cardboard delivery boxes
“E-commerce delivery growth has made increasing residential recycling an imperative,” says the president of the Paper and Packaging Board.
Photo courtesy of DS Smith

Coalition targets residential OCC

Box manufacturers’ residential OCC recycling program promotes increased collection.

September 28, 2022

The Paper and Packaging Board (P+PB) says its membership, which consists of box manufacturers, is promoting an industrywide residential recycling initiative “front and center” at the October Pack Expo event in Chicago.

P+PB, based in McLean, Virginia, says its “Pack to the Future” exhibit at the expo, which takes place Oct. 23-26, will allow eventgoers to “learn more about this informative program and experience an engaging virtual reality (VR) journey in a futuristic, time-traveling corrugated car.” 

The exhibit ties to the residential recycling “Box to Nature” campaign developed by P+PB, participating paper and corrugated manufacturing companies and industry partners. The initiative pairs box manufacturers and e-commerce brands to print a reminder graphic on their boxes that encourages consumers to recycle.

P+PB says, “The Box to Nature program differs from other packaging recycling initiatives because it specifically addresses paper packaging recycling behavior—the bulk of which is related to e-commerce shipping boxes.”

Such boxes, collected and sorted by recyclers as the old corrugated containers (OCC) grade, have become increasingly common in the residential recycling mix, according to operators of material recovery facilities (MRFs).

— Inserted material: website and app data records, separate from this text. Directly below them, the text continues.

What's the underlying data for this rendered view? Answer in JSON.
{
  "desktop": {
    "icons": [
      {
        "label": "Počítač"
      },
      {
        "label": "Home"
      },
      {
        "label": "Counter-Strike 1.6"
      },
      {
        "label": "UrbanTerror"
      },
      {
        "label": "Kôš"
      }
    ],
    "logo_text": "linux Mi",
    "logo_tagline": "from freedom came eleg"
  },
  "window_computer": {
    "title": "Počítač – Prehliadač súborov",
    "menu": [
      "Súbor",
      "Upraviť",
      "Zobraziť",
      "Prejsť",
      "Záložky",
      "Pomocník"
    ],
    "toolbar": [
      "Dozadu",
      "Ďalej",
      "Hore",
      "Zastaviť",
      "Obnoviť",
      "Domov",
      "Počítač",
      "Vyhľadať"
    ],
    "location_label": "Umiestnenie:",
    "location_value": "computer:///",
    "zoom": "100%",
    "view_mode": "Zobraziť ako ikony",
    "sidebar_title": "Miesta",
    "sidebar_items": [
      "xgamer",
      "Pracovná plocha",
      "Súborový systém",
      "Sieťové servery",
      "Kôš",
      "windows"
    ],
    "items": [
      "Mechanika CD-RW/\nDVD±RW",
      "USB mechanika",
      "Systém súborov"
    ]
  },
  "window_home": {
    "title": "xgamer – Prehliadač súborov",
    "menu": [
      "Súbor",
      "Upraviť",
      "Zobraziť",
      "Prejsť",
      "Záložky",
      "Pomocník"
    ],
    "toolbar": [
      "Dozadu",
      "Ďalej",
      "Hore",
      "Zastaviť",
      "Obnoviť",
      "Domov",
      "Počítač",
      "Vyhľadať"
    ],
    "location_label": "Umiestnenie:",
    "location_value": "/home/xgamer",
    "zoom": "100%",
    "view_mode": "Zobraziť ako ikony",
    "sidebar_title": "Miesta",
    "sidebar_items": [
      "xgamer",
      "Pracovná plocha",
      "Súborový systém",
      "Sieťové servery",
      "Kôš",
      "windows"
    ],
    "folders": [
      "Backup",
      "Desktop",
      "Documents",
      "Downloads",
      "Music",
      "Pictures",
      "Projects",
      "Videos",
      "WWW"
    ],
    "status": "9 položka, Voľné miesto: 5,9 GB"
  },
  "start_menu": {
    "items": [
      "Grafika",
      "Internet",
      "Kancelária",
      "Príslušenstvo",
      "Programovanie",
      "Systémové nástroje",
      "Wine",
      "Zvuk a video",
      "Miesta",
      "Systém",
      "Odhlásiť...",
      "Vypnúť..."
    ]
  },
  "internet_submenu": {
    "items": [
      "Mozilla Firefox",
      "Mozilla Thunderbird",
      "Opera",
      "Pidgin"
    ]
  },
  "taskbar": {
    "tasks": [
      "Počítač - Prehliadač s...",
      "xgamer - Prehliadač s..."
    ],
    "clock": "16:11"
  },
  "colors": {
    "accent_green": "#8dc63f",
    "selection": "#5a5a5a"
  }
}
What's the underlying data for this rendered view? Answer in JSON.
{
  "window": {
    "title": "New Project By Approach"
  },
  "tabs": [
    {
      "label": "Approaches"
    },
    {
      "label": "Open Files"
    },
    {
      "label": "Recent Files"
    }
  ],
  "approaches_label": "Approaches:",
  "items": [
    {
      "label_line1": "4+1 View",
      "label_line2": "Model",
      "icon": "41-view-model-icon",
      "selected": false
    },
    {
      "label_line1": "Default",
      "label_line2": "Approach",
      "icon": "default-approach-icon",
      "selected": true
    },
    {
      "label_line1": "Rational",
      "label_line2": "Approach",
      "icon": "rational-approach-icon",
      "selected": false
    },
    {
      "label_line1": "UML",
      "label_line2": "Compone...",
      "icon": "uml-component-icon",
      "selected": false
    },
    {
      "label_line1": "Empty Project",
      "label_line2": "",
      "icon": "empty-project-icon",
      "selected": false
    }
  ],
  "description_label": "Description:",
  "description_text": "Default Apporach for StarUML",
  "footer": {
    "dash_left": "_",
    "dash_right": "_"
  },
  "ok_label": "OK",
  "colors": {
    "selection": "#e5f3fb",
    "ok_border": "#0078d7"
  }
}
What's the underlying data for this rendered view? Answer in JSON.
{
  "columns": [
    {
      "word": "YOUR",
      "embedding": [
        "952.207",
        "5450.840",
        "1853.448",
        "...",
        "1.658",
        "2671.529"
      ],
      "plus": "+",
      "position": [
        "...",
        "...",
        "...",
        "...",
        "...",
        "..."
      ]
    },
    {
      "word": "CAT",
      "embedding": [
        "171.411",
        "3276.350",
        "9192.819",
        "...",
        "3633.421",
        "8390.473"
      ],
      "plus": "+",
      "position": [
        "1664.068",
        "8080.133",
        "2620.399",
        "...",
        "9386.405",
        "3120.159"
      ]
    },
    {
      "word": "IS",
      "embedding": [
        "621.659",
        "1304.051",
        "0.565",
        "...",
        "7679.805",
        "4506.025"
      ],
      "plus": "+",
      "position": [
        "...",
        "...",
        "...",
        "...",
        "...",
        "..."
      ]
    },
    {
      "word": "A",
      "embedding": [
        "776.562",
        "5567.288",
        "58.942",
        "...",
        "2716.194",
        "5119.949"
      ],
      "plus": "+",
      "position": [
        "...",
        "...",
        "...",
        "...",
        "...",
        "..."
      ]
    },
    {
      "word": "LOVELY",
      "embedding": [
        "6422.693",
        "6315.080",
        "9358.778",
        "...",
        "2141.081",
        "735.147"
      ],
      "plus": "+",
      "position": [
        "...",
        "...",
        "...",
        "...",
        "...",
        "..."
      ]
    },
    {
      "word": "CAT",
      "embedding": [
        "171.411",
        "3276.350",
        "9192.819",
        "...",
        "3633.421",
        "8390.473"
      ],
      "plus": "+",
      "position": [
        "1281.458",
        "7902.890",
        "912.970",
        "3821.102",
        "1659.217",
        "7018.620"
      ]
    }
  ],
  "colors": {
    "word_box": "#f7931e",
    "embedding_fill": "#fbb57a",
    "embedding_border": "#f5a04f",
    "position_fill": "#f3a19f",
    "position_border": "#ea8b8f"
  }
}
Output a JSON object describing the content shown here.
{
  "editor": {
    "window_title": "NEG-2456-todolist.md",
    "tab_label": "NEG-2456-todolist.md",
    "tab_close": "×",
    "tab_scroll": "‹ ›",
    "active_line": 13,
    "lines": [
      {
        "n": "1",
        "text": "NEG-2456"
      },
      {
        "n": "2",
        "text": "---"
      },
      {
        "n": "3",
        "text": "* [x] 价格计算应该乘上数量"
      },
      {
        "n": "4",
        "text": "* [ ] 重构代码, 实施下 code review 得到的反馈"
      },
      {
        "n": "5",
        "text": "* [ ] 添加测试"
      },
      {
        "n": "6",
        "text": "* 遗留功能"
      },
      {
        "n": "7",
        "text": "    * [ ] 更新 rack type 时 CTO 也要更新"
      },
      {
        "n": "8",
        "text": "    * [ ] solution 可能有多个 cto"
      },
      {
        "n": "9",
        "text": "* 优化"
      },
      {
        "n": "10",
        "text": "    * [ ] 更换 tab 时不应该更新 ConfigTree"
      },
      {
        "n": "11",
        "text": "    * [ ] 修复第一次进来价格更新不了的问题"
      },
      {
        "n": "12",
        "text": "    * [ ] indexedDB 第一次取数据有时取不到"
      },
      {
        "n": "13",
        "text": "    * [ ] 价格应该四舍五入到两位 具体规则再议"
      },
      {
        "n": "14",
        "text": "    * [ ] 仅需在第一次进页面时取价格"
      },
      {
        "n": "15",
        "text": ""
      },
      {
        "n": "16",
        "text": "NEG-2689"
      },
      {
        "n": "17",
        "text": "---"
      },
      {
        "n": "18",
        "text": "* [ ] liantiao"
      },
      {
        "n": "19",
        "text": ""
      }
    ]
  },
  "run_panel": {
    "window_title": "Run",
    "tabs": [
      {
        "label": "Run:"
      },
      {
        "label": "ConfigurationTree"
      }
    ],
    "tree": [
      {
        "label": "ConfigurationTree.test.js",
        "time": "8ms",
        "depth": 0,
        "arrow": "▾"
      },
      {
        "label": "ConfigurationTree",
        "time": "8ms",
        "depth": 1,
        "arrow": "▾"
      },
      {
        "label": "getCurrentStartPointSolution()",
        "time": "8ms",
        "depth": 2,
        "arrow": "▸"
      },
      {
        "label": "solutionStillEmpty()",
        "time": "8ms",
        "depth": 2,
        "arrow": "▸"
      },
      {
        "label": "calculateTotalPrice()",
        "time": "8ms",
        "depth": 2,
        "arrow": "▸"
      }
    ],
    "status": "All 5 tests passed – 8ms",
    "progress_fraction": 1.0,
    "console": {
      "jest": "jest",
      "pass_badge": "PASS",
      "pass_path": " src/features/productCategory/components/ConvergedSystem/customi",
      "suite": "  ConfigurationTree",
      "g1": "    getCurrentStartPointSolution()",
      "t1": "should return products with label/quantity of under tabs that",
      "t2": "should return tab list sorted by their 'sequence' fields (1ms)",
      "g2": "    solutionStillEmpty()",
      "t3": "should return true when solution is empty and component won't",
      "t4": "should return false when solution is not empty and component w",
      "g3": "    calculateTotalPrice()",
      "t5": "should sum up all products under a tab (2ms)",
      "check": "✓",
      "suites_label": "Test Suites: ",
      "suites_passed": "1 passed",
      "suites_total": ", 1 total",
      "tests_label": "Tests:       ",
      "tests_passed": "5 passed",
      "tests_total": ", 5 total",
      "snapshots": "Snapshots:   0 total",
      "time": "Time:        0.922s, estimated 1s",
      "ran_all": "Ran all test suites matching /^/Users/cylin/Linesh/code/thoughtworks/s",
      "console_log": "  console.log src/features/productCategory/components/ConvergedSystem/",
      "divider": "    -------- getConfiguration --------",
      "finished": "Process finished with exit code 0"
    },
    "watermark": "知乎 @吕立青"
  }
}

The Box to Nature graphic provides specific instructions on how to prepare (empty, flatten, recycle) such boxes and a QR code that directs them to Box2Nature.org where they will find additional recycling information. When the message was tested before launching the program, 75 percent of consumers indicated they would be more likely to recycle their e-commerce box after exposure to the graphic, according to P+PB. 

“Putting the Box to Nature graphic on every box, not only helps the brands’ customers understand how easy it is to recycle properly and thanks them for doing so, but it also shows them that the paper industry is taking positive steps toward sustainability,” P+PB President Mary Anne Hansan says.

While the primary goal is to increase the residential box recycling rate and recapture more fiber to make new paper-based products, participating brands also get a positive lift in perception among consumers due to the association with their choice to use sustainable, recyclable paper-based packaging, the organization says.

Hansan adds, “E-commerce delivery growth has made increasing residential recycling an imperative. However, our research found that two out of three consumers confess to not always recycling. Getting that recycling information on boxes and educating consumers on how to do it correctly is a big step in the right direction.”